“The major ‘contaminators’ corporate ethnographers face isn’t so much a lack of time but a lack of theoretical context and a lack of systematic method.”

Ladner, S. (2013, January 13). Is rapid ethnography possible? A cultural analysis of academic critiques of private-sector ethnography (Part 2 of 3). Retrieved from ethnographymatters.net/2012/01/26/is-rapid-ethnography-possible-a-cultural-analysis-of-academic-critiques-of-private-sector-ethnography-part-2-of-2/

“‘Business’ involves the trade of technologies, products, social and cultural processes, people, money, and ideas (Arjun Appadurai’s notion of ‘scapes’). As a result, anthropologists ignore business at their peril.”

Moeran, B. (2013). Just be active! letter from your editor. Journal of Business Anthropology, 2(2), 116. Retrieved from ej.lib.cbs.dk/index.php/jba/article/view/4154/4581

“Why is imposing our own cultural hangups about specific food sources the basis for a valid argument? Rats aren’t a meat ‘substitute’, they are actually meat.”

Ray, S. (2013, December 10). Re: What happened on easter island — a new (even scarier) scenario. Retrieved from www.npr.org/blogs/krulwich/2013/12/09/249728994/what-happened-on-easter-island-a-new-even-scarier-scenario#comment-1157308862

“And here is where I will no doubt irritate some and flat out piss off others – objectivity is a myth.”

Johnston, G. (2013, October 30). Objectifying objectivity.
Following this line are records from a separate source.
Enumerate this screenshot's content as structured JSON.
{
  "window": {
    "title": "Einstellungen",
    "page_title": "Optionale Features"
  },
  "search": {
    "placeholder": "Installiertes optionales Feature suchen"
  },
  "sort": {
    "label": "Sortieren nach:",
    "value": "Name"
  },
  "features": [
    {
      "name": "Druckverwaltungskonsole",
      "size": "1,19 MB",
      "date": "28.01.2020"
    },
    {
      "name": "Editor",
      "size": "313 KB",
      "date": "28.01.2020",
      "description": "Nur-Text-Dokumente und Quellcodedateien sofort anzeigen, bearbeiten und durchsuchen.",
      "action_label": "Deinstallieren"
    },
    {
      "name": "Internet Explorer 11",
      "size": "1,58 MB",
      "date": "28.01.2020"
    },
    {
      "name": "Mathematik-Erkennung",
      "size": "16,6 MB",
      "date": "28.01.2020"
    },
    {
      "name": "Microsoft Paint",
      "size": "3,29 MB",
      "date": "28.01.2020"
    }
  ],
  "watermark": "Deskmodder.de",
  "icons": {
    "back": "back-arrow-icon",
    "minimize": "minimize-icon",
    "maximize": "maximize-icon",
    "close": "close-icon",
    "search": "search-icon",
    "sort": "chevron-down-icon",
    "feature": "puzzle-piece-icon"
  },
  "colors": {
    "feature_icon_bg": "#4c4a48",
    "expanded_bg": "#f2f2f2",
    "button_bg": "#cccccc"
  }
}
Retrieved from anthrostrategy.com/2013/10/30/objectifying-objectivity/

“The data we collect reflects what is happening now, not just what happened in the past. Anthropology helps us understand the ‘why’ and ‘why now.’ Data anthropology helps bridge the gap between quantified data and context.”

Polsky, A. (n.d.). Executives in the mist: How data anthropology is lifting the fog on data understanding. Retrieved from edw2014.dataversity.net/sessionPop.cfm?confid=79&proposalid=6017

“Adventure encompasses so many experiences and emotions, which are different for everyone. The universal appeal, in my opinion, is the opportunity to embark on the unknown, experience yourself in a whole new way, and open your heart and mind to a fresh perspective on life.”

Stonich, A. (2012, May 02). Oia: Why we need adventure. Retrieved from adventureblog.nationalgeographic.com/2012/05/02/whats-your-definition-of-adventure/

“Explore communities. Discover their wants and needs. Build businesses to serve them.”

Ashkuff & Co.’s Business Philosophy

“So what is a public intellectual — particularly an anthropological one? One common definition is that public intellectuals tackle societal problems and make their views appreciated in the highly visible media.”

“One of the most promising areas of outreach — and perhaps the launching pad of the future for public intellectuals in anthropology — is blogging.”

“Anthropologists should consider writing more op-ed or articles for newspapers and magazines or writing more substantive pieces in popular magazines.”

Sabloff, J. (2010). Where have you gone, margaret mead? anthropology and public intellectuals. American Anthropologist, 113(3), 408-416. Retrieved from onlinelibrary.wiley.com/doi/10.1111/j.1548-1433.2011.01350.x/abstract